Professor Marcia Langton is a researcher and commentator on Australian Indigenous issues, including land rights, native title, natural resources and corporate social responsibility.
Researchers from the Melbourne Institute of Applied Economic and Social Research analysed data on the diet, exercise and personality type of more than 7000 people.
The study found those who believe their life can be changed by their own actions ate healthier food, exercised more, smoked less and avoided binge drinking.
Professor Deborah Cobb-Clark, Director of the Melbourne Institute of Applied Economic and Social Research, said those who have a greater faith in ‘luck’ or ‘fate’ are more likely to live an unhealthy life.
“Our research shows a direct link between the type of personality a person has and a healthy lifestyle,“ she said.
Professor Cobb-Clark hoped the study would help inform public health policies on conditions such as obesity.
“The main policy response to the obesity epidemic has been the provision of better information, but information alone is insufficient to change people’s eating habits,” she said.
“Understanding the psychological underpinning of a person’s eating patterns and exercise habits is central to understanding obesity.”

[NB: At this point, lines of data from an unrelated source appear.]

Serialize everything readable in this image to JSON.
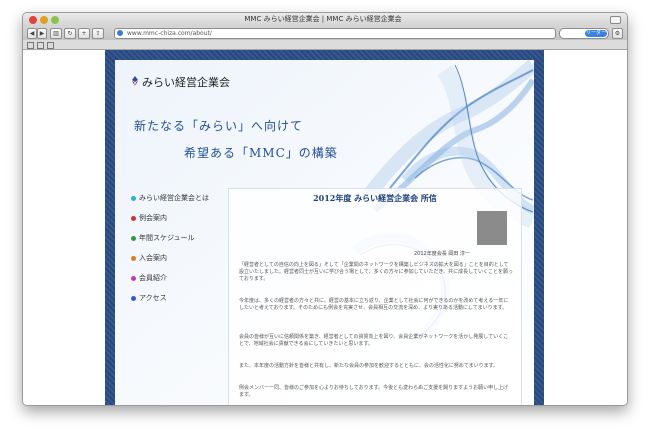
{
  "window": {
    "title": "MMC みらい経営企業会 | MMC みらい経営企業会"
  },
  "toolbar": {
    "url": "www.mmc-chiza.com/about/",
    "search_button": "リーダー"
  },
  "site": {
    "logo_text": "みらい経営企業会",
    "hero_line1": "新たなる「みらい」へ向けて",
    "hero_line2": "希望ある「MMC」の構築"
  },
  "nav": {
    "items": [
      {
        "label": "みらい経営企業会とは",
        "color": "#2bb3c6"
      },
      {
        "label": "例会案内",
        "color": "#d2322d"
      },
      {
        "label": "年間スケジュール",
        "color": "#2a9d3f"
      },
      {
        "label": "入会案内",
        "color": "#e07a1f"
      },
      {
        "label": "会員紹介",
        "color": "#c23bb8"
      },
      {
        "label": "アクセス",
        "color": "#3a5bd0"
      }
    ]
  },
  "article": {
    "title": "2012年度 みらい経営企業会 所信",
    "caption": "2012年度会長 岡田 淳一",
    "paragraphs": [
      "「経営者としての自信の向上を図る」そして「企業間のネットワークを構築しビジネスの拡大を図る」ことを目的として設立いたしました。経営者同士が互いに学び合う場として、多くの方々に参加していただき、共に成長していくことを願っております。",
      "今年度は、多くの経営者の方々と共に、経営の基本に立ち返り、企業として社会に何ができるのかを改めて考える一年にしたいと考えております。そのためにも例会を充実させ、会員相互の交流を深め、より実りある活動にしてまいります。",
      "会員の皆様が互いに信頼関係を築き、経営者としての資質向上を図り、会員企業がネットワークを活かし発展していくことで、地域社会に貢献できる会にしていきたいと思います。",
      "また、本年度の活動方針を皆様と共有し、新たな会員の参加を歓迎するとともに、会の活性化に努めてまいります。",
      "例会メンバー一同、皆様のご参加を心よりお待ちしております。今後とも変わらぬご支援を賜りますようお願い申し上げます。"
    ]
  },
  "colors": {
    "frame": "#27477e",
    "heading": "#1f4f98",
    "panel_title": "#1f3f7a"
  }
}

The study also found men and women hold different views on the benefits of a healthy lifestyle.
Men wanted physical results from their healthy choices, while women were more receptive to the everyday enjoyment of leading a healthy lifestyle.
Professor Cobb-Clarke said the research demonstrated the need for more targeted policy responses.
“What works well for women may not work well for men,” she said.
“Gender specific policy initiatives which respond to these objectives may be particularly helpful in promoting healthy lifestyles.”
The study used data from the Household, Income and Labour Dynamics in Australia (HILDA) Survey.